== Source data ==

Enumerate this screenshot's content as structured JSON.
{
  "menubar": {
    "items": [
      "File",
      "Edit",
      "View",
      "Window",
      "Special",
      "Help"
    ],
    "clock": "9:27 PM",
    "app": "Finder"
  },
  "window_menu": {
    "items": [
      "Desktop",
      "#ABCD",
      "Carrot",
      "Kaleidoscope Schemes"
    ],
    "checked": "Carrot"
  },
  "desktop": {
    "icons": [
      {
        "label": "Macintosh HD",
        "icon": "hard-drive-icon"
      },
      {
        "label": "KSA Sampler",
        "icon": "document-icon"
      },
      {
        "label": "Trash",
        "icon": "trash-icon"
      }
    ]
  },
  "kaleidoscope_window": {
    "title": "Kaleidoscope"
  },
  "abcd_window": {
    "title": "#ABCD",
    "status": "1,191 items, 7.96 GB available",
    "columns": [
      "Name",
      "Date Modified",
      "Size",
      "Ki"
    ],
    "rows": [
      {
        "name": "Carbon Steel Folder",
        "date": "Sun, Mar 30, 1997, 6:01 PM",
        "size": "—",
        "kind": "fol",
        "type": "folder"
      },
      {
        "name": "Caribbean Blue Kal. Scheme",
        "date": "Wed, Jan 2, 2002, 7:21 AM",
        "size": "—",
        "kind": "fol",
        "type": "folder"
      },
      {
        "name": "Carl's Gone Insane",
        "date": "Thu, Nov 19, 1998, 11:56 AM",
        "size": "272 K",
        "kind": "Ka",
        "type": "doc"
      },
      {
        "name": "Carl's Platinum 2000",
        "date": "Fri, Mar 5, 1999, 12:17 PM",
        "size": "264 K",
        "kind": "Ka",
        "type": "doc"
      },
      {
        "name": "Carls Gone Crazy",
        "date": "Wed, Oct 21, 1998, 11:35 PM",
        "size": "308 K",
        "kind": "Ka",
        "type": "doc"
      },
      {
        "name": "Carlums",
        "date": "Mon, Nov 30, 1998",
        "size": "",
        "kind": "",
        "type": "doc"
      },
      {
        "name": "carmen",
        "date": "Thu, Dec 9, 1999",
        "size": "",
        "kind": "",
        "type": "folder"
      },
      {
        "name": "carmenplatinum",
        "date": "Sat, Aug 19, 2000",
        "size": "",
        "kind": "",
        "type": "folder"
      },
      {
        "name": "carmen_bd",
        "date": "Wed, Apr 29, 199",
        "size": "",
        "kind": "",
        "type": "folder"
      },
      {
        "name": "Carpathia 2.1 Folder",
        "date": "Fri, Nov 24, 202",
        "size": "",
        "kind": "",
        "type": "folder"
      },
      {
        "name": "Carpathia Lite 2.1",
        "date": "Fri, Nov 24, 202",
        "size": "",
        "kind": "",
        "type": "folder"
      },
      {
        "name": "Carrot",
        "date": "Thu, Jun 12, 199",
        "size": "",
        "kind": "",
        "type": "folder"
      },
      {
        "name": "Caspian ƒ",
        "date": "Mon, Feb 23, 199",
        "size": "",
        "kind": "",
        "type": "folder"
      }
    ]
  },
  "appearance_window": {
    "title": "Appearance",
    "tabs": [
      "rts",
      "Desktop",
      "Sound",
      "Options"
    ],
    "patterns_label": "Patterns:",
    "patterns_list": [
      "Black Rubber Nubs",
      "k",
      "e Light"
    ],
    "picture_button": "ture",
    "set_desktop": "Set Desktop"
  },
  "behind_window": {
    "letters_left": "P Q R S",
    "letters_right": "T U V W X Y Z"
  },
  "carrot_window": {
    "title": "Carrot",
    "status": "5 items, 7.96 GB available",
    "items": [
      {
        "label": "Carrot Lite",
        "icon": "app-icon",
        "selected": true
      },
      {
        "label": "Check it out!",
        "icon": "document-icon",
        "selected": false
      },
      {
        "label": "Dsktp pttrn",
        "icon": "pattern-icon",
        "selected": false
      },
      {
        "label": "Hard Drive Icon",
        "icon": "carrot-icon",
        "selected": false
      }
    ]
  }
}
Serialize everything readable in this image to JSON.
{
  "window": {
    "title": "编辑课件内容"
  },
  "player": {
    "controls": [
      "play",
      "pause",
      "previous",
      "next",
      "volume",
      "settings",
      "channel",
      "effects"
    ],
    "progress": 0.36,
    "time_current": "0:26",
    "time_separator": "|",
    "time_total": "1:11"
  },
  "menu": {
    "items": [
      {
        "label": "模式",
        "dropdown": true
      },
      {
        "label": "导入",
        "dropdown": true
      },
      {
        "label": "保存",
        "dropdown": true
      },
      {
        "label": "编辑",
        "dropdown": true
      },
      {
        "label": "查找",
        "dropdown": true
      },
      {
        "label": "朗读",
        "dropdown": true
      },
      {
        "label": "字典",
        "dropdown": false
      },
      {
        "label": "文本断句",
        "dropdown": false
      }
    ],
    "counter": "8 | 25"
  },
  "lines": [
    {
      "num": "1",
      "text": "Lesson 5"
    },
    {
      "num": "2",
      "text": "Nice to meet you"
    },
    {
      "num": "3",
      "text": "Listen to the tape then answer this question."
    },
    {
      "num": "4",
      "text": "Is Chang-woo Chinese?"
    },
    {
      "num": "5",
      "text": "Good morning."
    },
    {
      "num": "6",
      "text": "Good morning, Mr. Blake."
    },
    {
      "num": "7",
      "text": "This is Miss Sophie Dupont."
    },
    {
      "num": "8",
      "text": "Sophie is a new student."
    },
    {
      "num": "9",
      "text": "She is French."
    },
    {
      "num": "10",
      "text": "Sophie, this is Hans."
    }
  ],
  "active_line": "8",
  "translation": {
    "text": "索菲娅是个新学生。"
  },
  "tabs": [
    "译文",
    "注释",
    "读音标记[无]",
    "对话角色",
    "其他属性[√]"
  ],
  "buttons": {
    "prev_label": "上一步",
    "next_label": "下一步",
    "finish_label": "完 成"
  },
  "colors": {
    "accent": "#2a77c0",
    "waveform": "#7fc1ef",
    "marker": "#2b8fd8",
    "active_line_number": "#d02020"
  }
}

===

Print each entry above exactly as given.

* **Final answer**
Enumerate this screenshot's content as structured JSON.
{
  "menubar": {
    "items": [
      "File",
      "Edit",
      "View",
      "Window",
      "Special",
      "Help"
    ],
    "clock": "9:27 PM",
    "app": "Finder"
  },
  "window_menu": {
    "items": [
      "Desktop",
      "#ABCD",
      "Carrot",
      "Kaleidoscope Schemes"
    ],
    "checked": "Carrot"
  },
  "desktop": {
    "icons": [
      {
        "label": "Macintosh HD",
        "icon": "hard-drive-icon"
      },
      {
        "label": "KSA Sampler",
        "icon": "document-icon"
      },
      {
        "label": "Trash",
        "icon": "trash-icon"
      }
    ]
  },
  "kaleidoscope_window": {
    "title": "Kaleidoscope"
  },
  "abcd_window": {
    "title": "#ABCD",
    "status": "1,191 items, 7.96 GB available",
    "columns": [
      "Name",
      "Date Modified",
      "Size",
      "Ki"
    ],
    "rows": [
      {
        "name": "Carbon Steel Folder",
        "date": "Sun, Mar 30, 1997, 6:01 PM",
        "size": "—",
        "kind": "fol",
        "type": "folder"
      },
      {
        "name": "Caribbean Blue Kal. Scheme",
        "date": "Wed, Jan 2, 2002, 7:21 AM",
        "size": "—",
        "kind": "fol",
        "type": "folder"
      },
      {
        "name": "Carl's Gone Insane",
        "date": "Thu, Nov 19, 1998, 11:56 AM",
        "size": "272 K",
        "kind": "Ka",
        "type": "doc"
      },
      {
        "name": "Carl's Platinum 2000",
        "date": "Fri, Mar 5, 1999, 12:17 PM",
        "size": "264 K",
        "kind": "Ka",
        "type": "doc"
      },
      {
        "name": "Carls Gone Crazy",
        "date": "Wed, Oct 21, 1998, 11:35 PM",
        "size": "308 K",
        "kind": "Ka",
        "type": "doc"
      },
      {
        "name": "Carlums",
        "date": "Mon, Nov 30, 1998",
        "size": "",
        "kind": "",
        "type": "doc"
      },
      {
        "name": "carmen",
        "date": "Thu, Dec 9, 1999",
        "size": "",
        "kind": "",
        "type": "folder"
      },
      {
        "name": "carmenplatinum",
        "date": "Sat, Aug 19, 2000",
        "size": "",
        "kind": "",
        "type": "folder"
      },
      {
        "name": "carmen_bd",
        "date": "Wed, Apr 29, 199",
        "size": "",
        "kind": "",
        "type": "folder"
      },
      {
        "name": "Carpathia 2.1 Folder",
        "date": "Fri, Nov 24, 202",
        "size": "",
        "kind": "",
        "type": "folder"
      },
      {
        "name": "Carpathia Lite 2.1",
        "date": "Fri, Nov 24, 202",
        "size": "",
        "kind": "",
        "type": "folder"
      },
      {
        "name": "Carrot",
        "date": "Thu, Jun 12, 199",
        "size": "",
        "kind": "",
        "type": "folder"
      },
      {
        "name": "Caspian ƒ",
        "date": "Mon, Feb 23, 199",
        "size": "",
        "kind": "",
        "type": "folder"
      }
    ]
  },
  "appearance_window": {
    "title": "Appearance",
    "tabs": [
      "rts",
      "Desktop",
      "Sound",
      "Options"
    ],
    "patterns_label": "Patterns:",
    "patterns_list": [
      "Black Rubber Nubs",
      "k",
      "e Light"
    ],
    "picture_button": "ture",
    "set_desktop": "Set Desktop"
  },
  "behind_window": {
    "letters_left": "P Q R S",
    "letters_right": "T U V W X Y Z"
  },
  "carrot_window": {
    "title": "Carrot",
    "status": "5 items, 7.96 GB available",
    "items": [
      {
        "label": "Carrot Lite",
        "icon": "app-icon",
        "selected": true
      },
      {
        "label": "Check it out!",
        "icon": "document-icon",
        "selected": false
      },
      {
        "label": "Dsktp pttrn",
        "icon": "pattern-icon",
        "selected": false
      },
      {
        "label": "Hard Drive Icon",
        "icon": "carrot-icon",
        "selected": false
      }
    ]
  }
}
Serialize everything readable in this image to JSON.
{
  "window": {
    "title": "编辑课件内容"
  },
  "player": {
    "controls": [
      "play",
      "pause",
      "previous",
      "next",
      "volume",
      "settings",
      "channel",
      "effects"
    ],
    "progress": 0.36,
    "time_current": "0:26",
    "time_separator": "|",
    "time_total": "1:11"
  },
  "menu": {
    "items": [
      {
        "label": "模式",
        "dropdown": true
      },
      {
        "label": "导入",
        "dropdown": true
      },
      {
        "label": "保存",
        "dropdown": true
      },
      {
        "label": "编辑",
        "dropdown": true
      },
      {
        "label": "查找",
        "dropdown": true
      },
      {
        "label": "朗读",
        "dropdown": true
      },
      {
        "label": "字典",
        "dropdown": false
      },
      {
        "label": "文本断句",
        "dropdown": false
      }
    ],
    "counter": "8 | 25"
  },
  "lines": [
    {
      "num": "1",
      "text": "Lesson 5"
    },
    {
      "num": "2",
      "text": "Nice to meet you"
    },
    {
      "num": "3",
      "text": "Listen to the tape then answer this question."
    },
    {
      "num": "4",
      "text": "Is Chang-woo Chinese?"
    },
    {
      "num": "5",
      "text": "Good morning."
    },
    {
      "num": "6",
      "text": "Good morning, Mr. Blake."
    },
    {
      "num": "7",
      "text": "This is Miss Sophie Dupont."
    },
    {
      "num": "8",
      "text": "Sophie is a new student."
    },
    {
      "num": "9",
      "text": "She is French."
    },
    {
      "num": "10",
      "text": "Sophie, this is Hans."
    }
  ],
  "active_line": "8",
  "translation": {
    "text": "索菲娅是个新学生。"
  },
  "tabs": [
    "译文",
    "注释",
    "读音标记[无]",
    "对话角色",
    "其他属性[√]"
  ],
  "buttons": {
    "prev_label": "上一步",
    "next_label": "下一步",
    "finish_label": "完 成"
  },
  "colors": {
    "accent": "#2a77c0",
    "waveform": "#7fc1ef",
    "marker": "#2b8fd8",
    "active_line_number": "#d02020"
  }
}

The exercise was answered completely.